An explosion of colourful pillars, roofs, lattice work, flowers and incense, this busy temple is a destination for all walks of Hong Kong society, from pensioners and businesspeople to parents and young professionals.
Some come simply to pray, others to divine the future with chìm – bamboo ‘fortune sticks’ that are shaken out of a box on to the ground and then read by a fortune-teller (they’re available free from the left of the main temple).
The complex, adjacent to the Wong Tai Sin housing estate, was built in 1973 and is dedicated to the god of that name, who began his life as a humble shepherd in Zhejiang province. When he was 15 an immortal taught Wong Tai Sin how to make a herbal potion that could cure all illnesses. He is thus worshipped both by the sick and those trying to avoid illness. He is also a favourite god of businesspeople. The image of the god in the main temple was brought to Hong Kong from Guangdong province in 1915 and was initially installed in a temple in Wan Chai, where it remained until being moved to the present site in 1921.

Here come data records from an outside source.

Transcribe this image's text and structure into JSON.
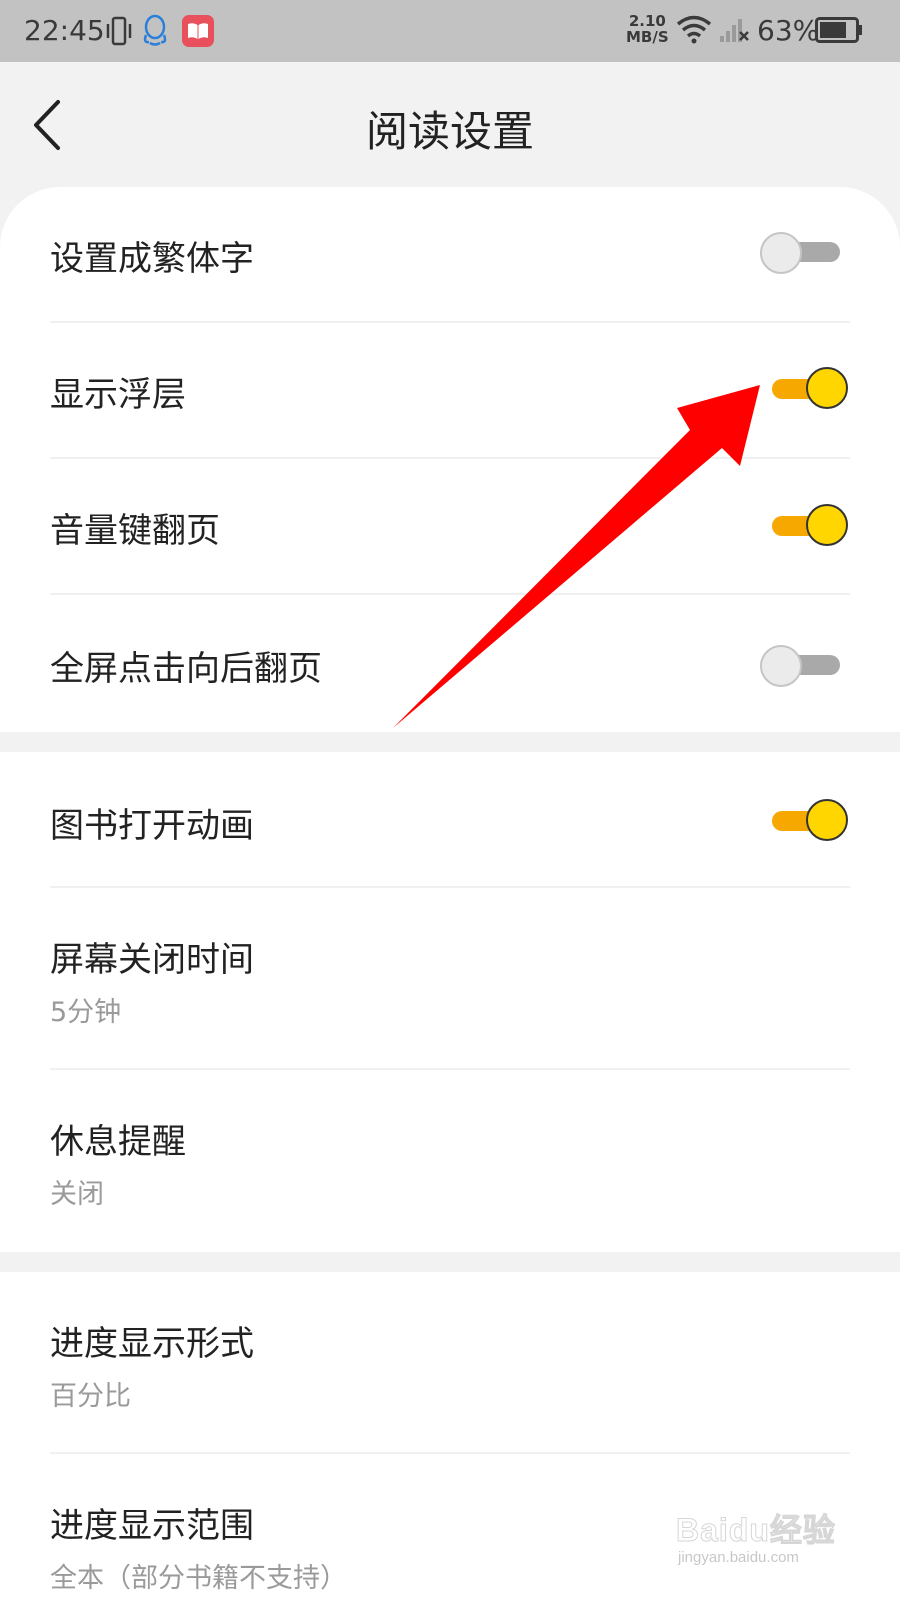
{
  "status_bar": {
    "time": "22:45",
    "speed_value": "2.10",
    "speed_unit": "MB/S",
    "battery_percent": "63%",
    "icons": [
      "vibrate-icon",
      "qq-icon",
      "app-icon",
      "wifi-icon",
      "signal-icon",
      "battery-icon"
    ]
  },
  "header": {
    "title": "阅读设置",
    "back_icon": "chevron-left-icon"
  },
  "settings": {
    "group1": [
      {
        "label": "设置成繁体字",
        "toggle": false
      },
      {
        "label": "显示浮层",
        "toggle": true
      },
      {
        "label": "音量键翻页",
        "toggle": true
      },
      {
        "label": "全屏点击向后翻页",
        "toggle": false
      }
    ],
    "group2": [
      {
        "label": "图书打开动画",
        "toggle": true
      },
      {
        "label": "屏幕关闭时间",
        "value": "5分钟"
      },
      {
        "label": "休息提醒",
        "value": "关闭"
      }
    ],
    "group3": [
      {
        "label": "进度显示形式",
        "value": "百分比"
      },
      {
        "label": "进度显示范围",
        "value": "全本（部分书籍不支持）"
      }
    ]
  },
  "colors": {
    "toggle_on_track": "#f7a800",
    "toggle_on_knob": "#ffd600",
    "toggle_off_track": "#a9a9a9",
    "annotation_arrow": "#ff0000"
  },
  "watermark": {
    "brand": "Baidu经验",
    "url": "jingyan.baidu.com"
  }
}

Behind the main temple and to the right are the Good Wish Gardens , replete with colourful pavilions (the hexagonal Unicorn Hall ,with carved doors and windows, is the most beautiful), zigzag bridges, waterfalls and carp ponds.
Below the main temple and to the left as you enter the complex is an arcade filled with dozens of booths operated by fortune-tellers, some of whom speak English. Expect a consultation to cost upwards of $100.
The busiest times at the temple are around Chinese New Year, Wong Tai Sin’s birthday (23rd day of the eighth month – usually in September) and on weekends. Getting to the temple is easy. From the Wong Tai Sin MTR station, take exit B2 and then follow the signs or the crowds (or both).